The amino acid sequence of a protein is unique to a species and is similar among the species that share common ancestry. The more conserved the sequence between any two organisms, the higher the likelihood that they originated from a common ancestor.
There is a lot of redundancy in the amino acid sequence of a ubiquitous protein like Cytochrome C and there are about 10^93 different possible sequences for it. This implies that all the different organisms can theoretically have different amino acid sequences, if there is no evolution.
A comparison of human and chimpanzee's amino acid sequence of Cytochrome C show that the sequence is exactly the same. A comparison of human cytochrome with that of other mammals show a difference of only about 10 amino acids. Statistically, this would be almost impossible (probability of 1 in 10^29) without shared ancestry. This also shows that compared to other mammals, chimpanzees are our closest relatives. The fact that we are different from chimpanzees, even though we originated from the same ancestor, is simply a result of evolution.

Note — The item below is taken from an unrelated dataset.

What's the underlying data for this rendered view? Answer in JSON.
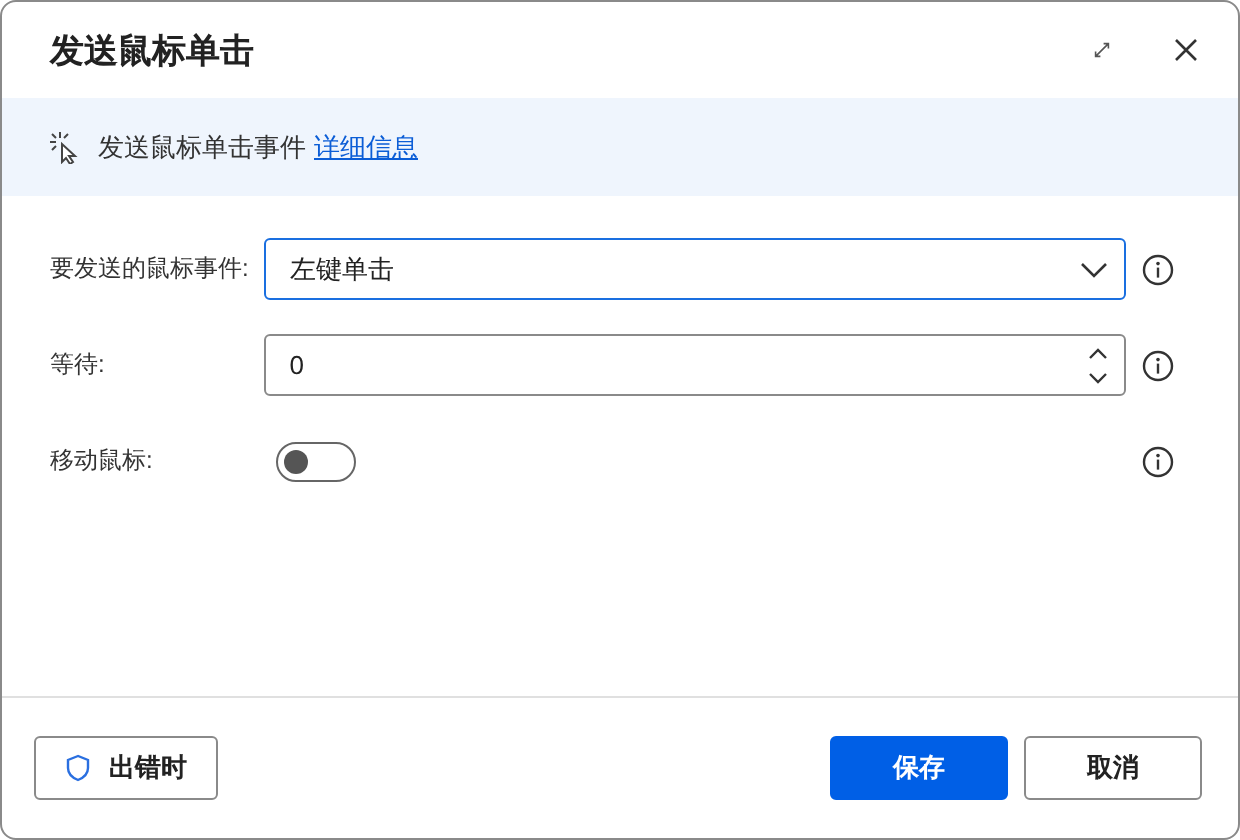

The comparison of amino acid sequences, thus, supports the evolutionary hypothesis.